For two decades after 1970, no agreement was reached between the Member States on new rules on free movement. However, the scope and practical significance of the early rules on free movement increased due to the accession of new Member States and to the case-law of the EU Court of Justice. The interpretation of the rules by the Court extended free movement among others to part-time workers (mostly women), students, those looking for employment and tourist (as service recipients) (Guild, Peers and Tomkin 2014). Because lawyers and judges began to take these rulings of the Court seriously, immigration officials and politicians, too, were obliged to give effect to those judgments and the EU rules concerned in practice.The accession of Greece, Portugal and Spain in the 1980s after the return to democracy in those countries, of the UK, Ireland and Denmark in 1973, of Austria, Finland and Sweden in 1995 and of thirteen states in Central and Eastern Europe after 2004 considerably extended the personal and territorial scope of free movement. The EU enlargements in the 1980s and those after 2004 were primarily motivated by securing political stability in the region: Inclusion of European states in Southern and Central Europe, previously ruled by left or right wing totalitarian regimes. Free movement of persons was as contributing to political stability and democracy, economic aims came second. In 2019 the EU free movement rules applied to the nationals of all 28 EU Member States plus Norway, Iceland, Liechtenstein (all three part of the European Economic Area) and Switzerland.
In 1992 Member States at the initiative of Spain, aiming to strengthen the position of its nationals living elsewhere in the EU, agreed to establish Union citizenship. All nationals of Member States were granted this new EU status. In the following decade, the Court of Justice put flesh on the bones of this status, reinforcing the rights of mobile EU citizens. In 2004, the day before the accession of the EU-10, the “old” EU-15 codified that case-law of the Court and extended the residence status of Union citizens, by introducing a right of permanent residence for those with 5 years lawful residence in another Member State.The relevant Directive 2004/38 granted the right to live and work or study in another Member State to all EU citizens who could find a genuine job or are self-employed and to their family members irrespective of their nationality. Not all Union citizens, however, are willing and able to use this freedom.Those having insufficient means to pay for a passport or the travel or who are unable to find a job due to their handicap de-facto are excluded. Prolonged reliance on social assistance before having acquired the permanent residence status or a serious criminal record are grounds for exclusion and expulsion of EU citizens. The proposal of the Commission to ban expulsion of EU citizens after 10 years of lawful residence in another Members State was rejected in 2004. Member States preferred to restrict the full right to remain on their territory to their “own" nationals.

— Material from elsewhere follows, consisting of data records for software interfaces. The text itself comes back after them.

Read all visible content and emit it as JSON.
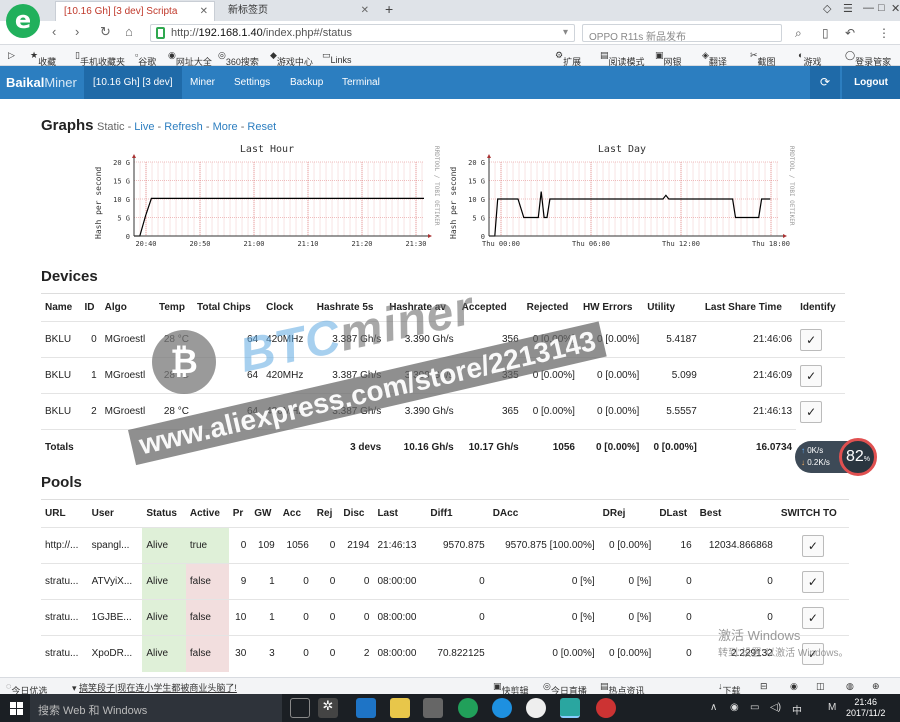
{
  "browser": {
    "active_tab": "[10.16 Gh] [3 dev] Scripta",
    "inactive_tab": "新标签页",
    "url_prefix": "http://",
    "url_host": "192.168.1.40",
    "url_path": "/index.php#/status",
    "search_placeholder": "OPPO R11s 新品发布",
    "bookmarks": [
      "收藏",
      "手机收藏夹",
      "谷歌",
      "网址大全",
      "360搜索",
      "游戏中心",
      "Links"
    ],
    "toolbar_right": [
      "扩展",
      "阅读模式",
      "网银",
      "翻译",
      "截图",
      "游戏",
      "登录管家"
    ]
  },
  "nav": {
    "brand_a": "Baikal",
    "brand_b": "Miner",
    "items": [
      "[10.16 Gh] [3 dev]",
      "Miner",
      "Settings",
      "Backup",
      "Terminal"
    ],
    "logout": "Logout"
  },
  "graphs": {
    "heading": "Graphs",
    "sub_static": "Static",
    "links": [
      "Live",
      "Refresh",
      "More",
      "Reset"
    ],
    "y_label": "Hash per second",
    "right_label": "RRDTOOL / TOBI OETIKER",
    "y_ticks": [
      "20 G",
      "15 G",
      "10 G",
      "5 G",
      "0"
    ],
    "hour": {
      "title": "Last Hour",
      "x_ticks": [
        "20:40",
        "20:50",
        "21:00",
        "21:10",
        "21:20",
        "21:30"
      ]
    },
    "day": {
      "title": "Last Day",
      "x_ticks": [
        "Thu 00:00",
        "Thu 06:00",
        "Thu 12:00",
        "Thu 18:00"
      ]
    }
  },
  "devices": {
    "heading": "Devices",
    "headers": [
      "Name",
      "ID",
      "Algo",
      "Temp",
      "Total Chips",
      "Clock",
      "Hashrate 5s",
      "Hashrate av",
      "Accepted",
      "Rejected",
      "HW Errors",
      "Utility",
      "Last Share Time",
      "Identify"
    ],
    "rows": [
      [
        "BKLU",
        "0",
        "MGroestl",
        "28 °C",
        "64",
        "420MHz",
        "3.387 Gh/s",
        "3.390 Gh/s",
        "356",
        "0 [0.00%]",
        "0 [0.00%]",
        "5.4187",
        "21:46:06"
      ],
      [
        "BKLU",
        "1",
        "MGroestl",
        "28 °C",
        "64",
        "420MHz",
        "3.387 Gh/s",
        "3.390 Gh/s",
        "335",
        "0 [0.00%]",
        "0 [0.00%]",
        "5.099",
        "21:46:09"
      ],
      [
        "BKLU",
        "2",
        "MGroestl",
        "28 °C",
        "64",
        "420MHz",
        "3.387 Gh/s",
        "3.390 Gh/s",
        "365",
        "0 [0.00%]",
        "0 [0.00%]",
        "5.5557",
        "21:46:13"
      ]
    ],
    "totals": [
      "Totals",
      "3 devs",
      "10.16 Gh/s",
      "10.17 Gh/s",
      "1056",
      "0 [0.00%]",
      "0 [0.00%]",
      "16.0734"
    ]
  },
  "pools": {
    "heading": "Pools",
    "headers": [
      "URL",
      "User",
      "Status",
      "Active",
      "Pr",
      "GW",
      "Acc",
      "Rej",
      "Disc",
      "Last",
      "Diff1",
      "DAcc",
      "DRej",
      "DLast",
      "Best",
      "SWITCH TO"
    ],
    "rows": [
      [
        "http://...",
        "spangl...",
        "Alive",
        "true",
        "0",
        "109",
        "1056",
        "0",
        "2194",
        "21:46:13",
        "9570.875",
        "9570.875 [100.00%]",
        "0 [0.00%]",
        "16",
        "12034.866868"
      ],
      [
        "stratu...",
        "ATVyiX...",
        "Alive",
        "false",
        "9",
        "1",
        "0",
        "0",
        "0",
        "08:00:00",
        "0",
        "0 [%]",
        "0 [%]",
        "0",
        "0"
      ],
      [
        "stratu...",
        "1GJBE...",
        "Alive",
        "false",
        "10",
        "1",
        "0",
        "0",
        "0",
        "08:00:00",
        "0",
        "0 [%]",
        "0 [%]",
        "0",
        "0"
      ],
      [
        "stratu...",
        "XpoDR...",
        "Alive",
        "false",
        "30",
        "3",
        "0",
        "0",
        "2",
        "08:00:00",
        "70.822125",
        "0 [0.00%]",
        "0 [0.00%]",
        "0",
        "2.229132"
      ]
    ]
  },
  "watermark": {
    "brand_a": "BTC",
    "brand_b": "miner",
    "url": "www.aliexpress.com/store/2213143"
  },
  "speed_widget": {
    "up": "0K/s",
    "down": "0.2K/s",
    "percent": "82",
    "unit": "%"
  },
  "activation": {
    "line1": "激活 Windows",
    "line2": "转到\"设置\"以激活 Windows。"
  },
  "statusbar": [
    "今日优选",
    "搞笑段子|现在连小学生都被商业头脑了!",
    "快剪辑",
    "今日直播",
    "热点资讯",
    "下载"
  ],
  "taskbar": {
    "search": "搜索 Web 和 Windows",
    "time": "21:46",
    "date": "2017/11/2",
    "lang": "中",
    "ime": "M"
  },
  "colors": {
    "nav_bg": "#2c7ec0",
    "alive": "#dff0d8",
    "inactive": "#f2dede",
    "graph_line": "#000000",
    "graph_grid": "#e07070"
  }
}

Who uses free movement?
In 2018, a total of 17.6 million EU citizens were living in another Member State.This number neither takes into account those who returned to their own country nor those who naturalised in their country of residence. Nevertheless, it is clear that only a relatively small minority of the 500 million EU citizens used their right to live elsewhere in the EU even after most legal barriers to migration had been abolished. The 17.6 million mobile EU citizens represented almost 45% of the total non-citizen population (40 million) of the 28 Member States, the other 22.3 million being nationals of third (i.e. non-EU) countries. This implies that Member States due to the EU rules on free movement, de facto lost most of their traditional means of immigration control with regard to almost half of their non-citizen population. Of course, this effect varies between Member States: In Luxembourg, Cyprus, Ireland, Belgium and the UK nationals of other Member States by far outnumber nationals of non-EU countries, whilst in Poland, Latvia, Estonia, Italy, Greece and France, it is the other way round (Eurostat 2019).The number of EU citizens living in another Member State than their own increased with 50% in the 10 years between 2008 (11.3 million) and 2018 (17.6 million) due to the enlargements of the EU, the economic crisis hitting some Member States more than others, the low costs of transportation and the increased level of education in the EU.The loss of control on a considerable share of immigrants may explain the political and administrative resistance against free movement and the fears among public opinion in Member States.